« Reply #49 on: February 09, 2005, 06:37:23 PM »
Ok, fine.  I'm not going by K-12 teachings, I took a few classes in undergrad about U.S. history of the 1960's.  One taught by a cultural historian who really empahasized the civil rights movement of the 1960's.  However, he only mentioned the militant side of Malcolm X, Stokely Carmichael, the Black Panthers, etc. 
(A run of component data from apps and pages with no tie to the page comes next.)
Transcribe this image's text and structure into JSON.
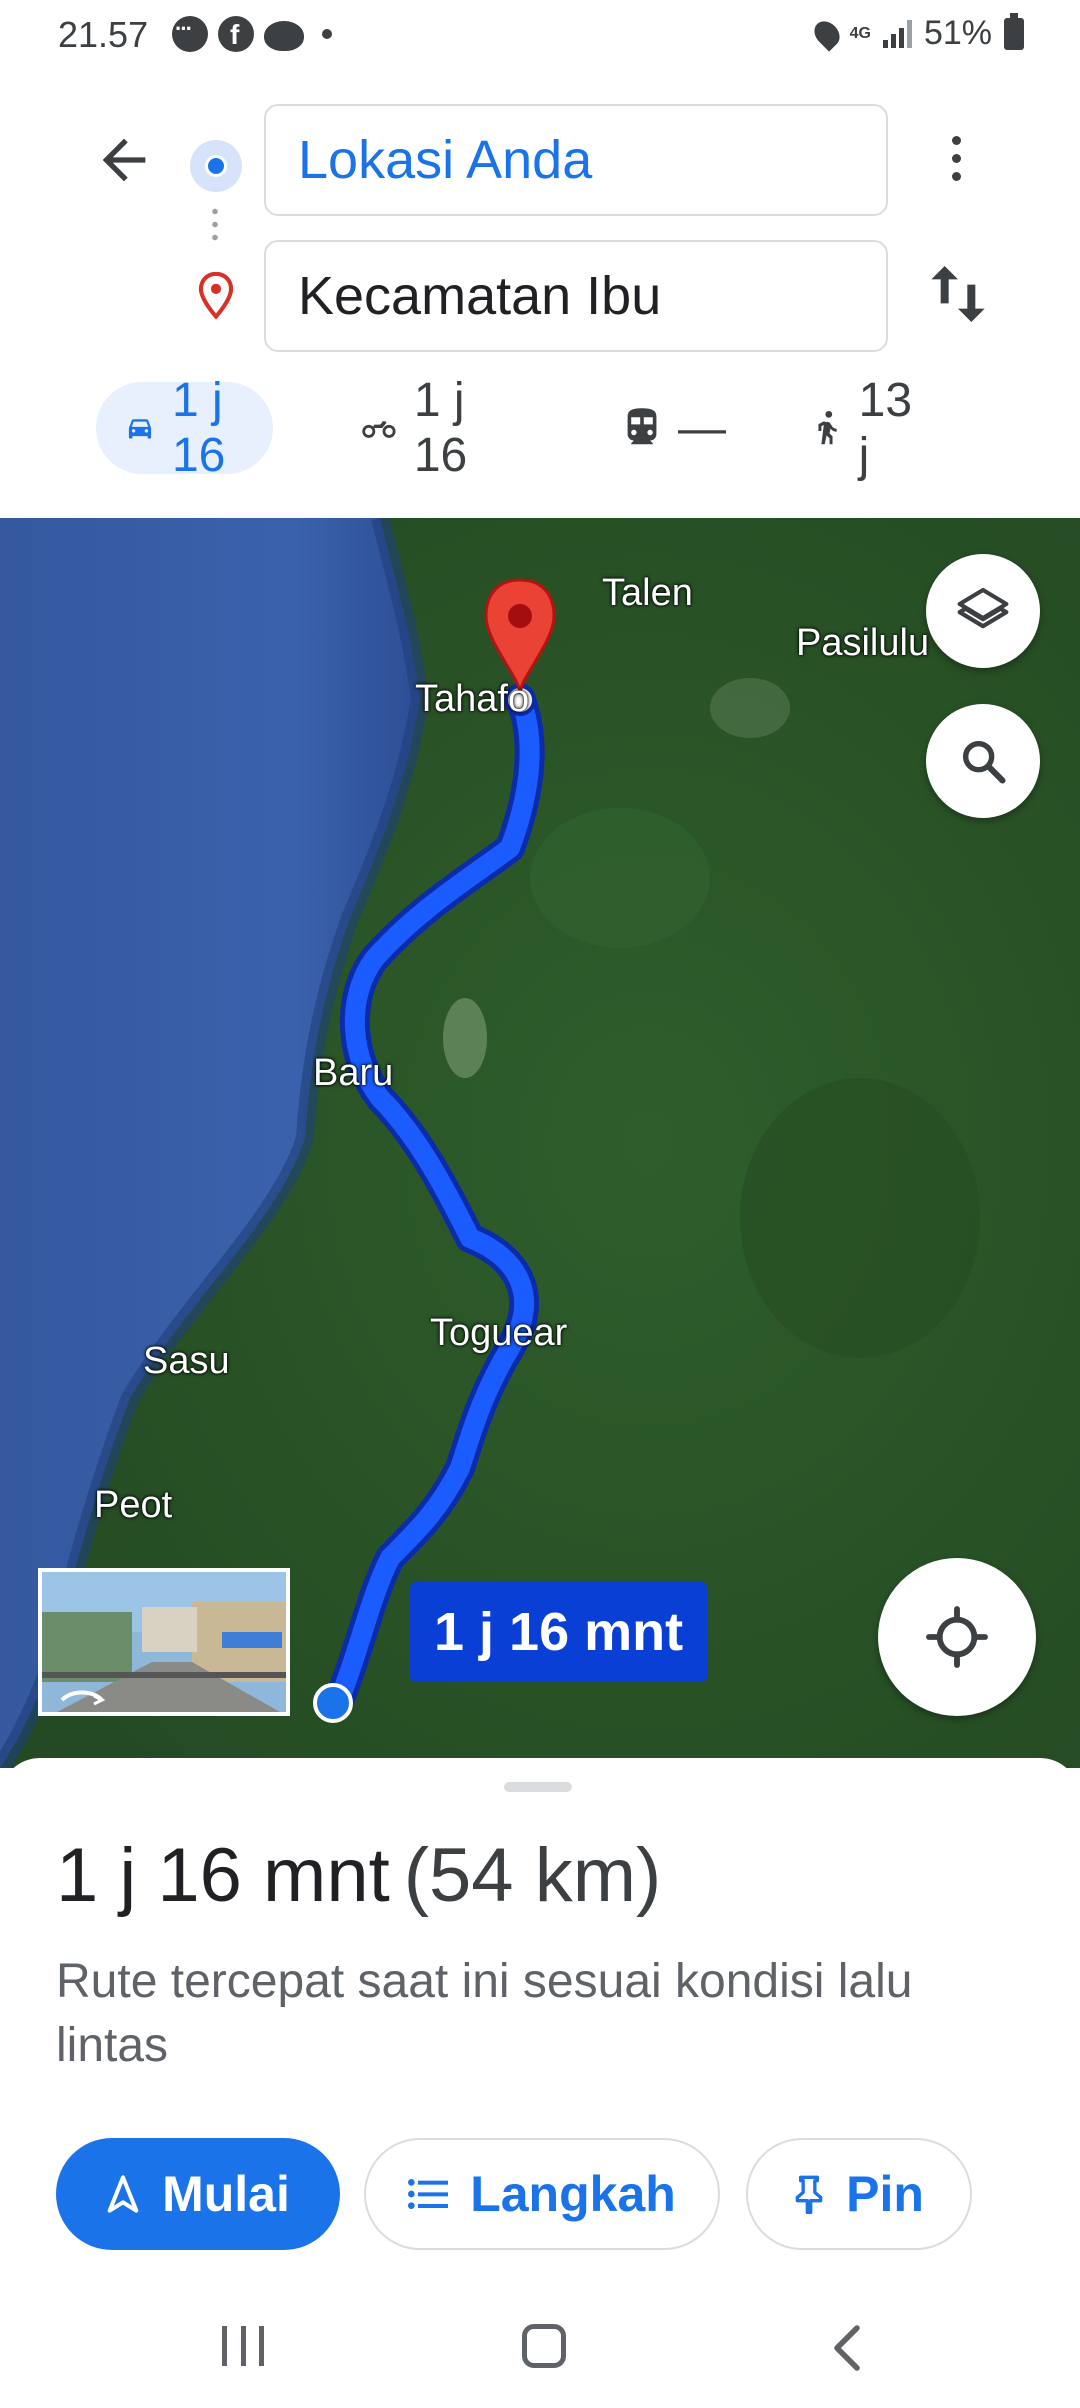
{
  "status_bar": {
    "time": "21.57",
    "network": "4G",
    "battery": "51%",
    "icons": [
      "chat-icon",
      "facebook-icon",
      "planet-icon",
      "notification-dot",
      "location-icon",
      "signal-icon",
      "battery-icon"
    ]
  },
  "directions": {
    "origin_value": "Lokasi Anda",
    "destination_value": "Kecamatan Ibu"
  },
  "modes": [
    {
      "id": "car",
      "icon": "car-icon",
      "label": "1 j 16",
      "selected": true
    },
    {
      "id": "motorcycle",
      "icon": "motorcycle-icon",
      "label": "1 j 16",
      "selected": false
    },
    {
      "id": "transit",
      "icon": "train-icon",
      "label": "—",
      "selected": false
    },
    {
      "id": "walk",
      "icon": "walk-icon",
      "label": "13 j",
      "selected": false
    }
  ],
  "map": {
    "places": [
      "Talen",
      "Pasilulu",
      "Tahafo",
      "Baru",
      "Toguear",
      "Sasu",
      "Peot"
    ],
    "route_label": "1 j 16 mnt",
    "colors": {
      "route": "#1a5cff",
      "route_label_bg": "#0a3fd6",
      "pin": "#d93025",
      "water": "#2c4f98",
      "land": "#2d5a2a"
    }
  },
  "summary": {
    "duration": "1 j 16 mnt",
    "distance": "(54 km)",
    "description": "Rute tercepat saat ini sesuai kondisi lalu lintas"
  },
  "actions": {
    "start_label": "Mulai",
    "steps_label": "Langkah",
    "pin_label": "Pin"
  },
  "colors": {
    "accent": "#1a73e8",
    "chip_bg": "#e8f0fe"
  }
}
I just thought that if we are going to learn Black history we should learn it and not be doomed to repeat the mistakes of the past.  After all, I think that's why we learn history.  Knowing about the past improves the present humand condition.  I see the message of Malcolm X, as it has been portrayed, as stuck in another era.  One which I think has lost its applicability for the most part.  It seems that nowadays such a message would only divide rather than unite people.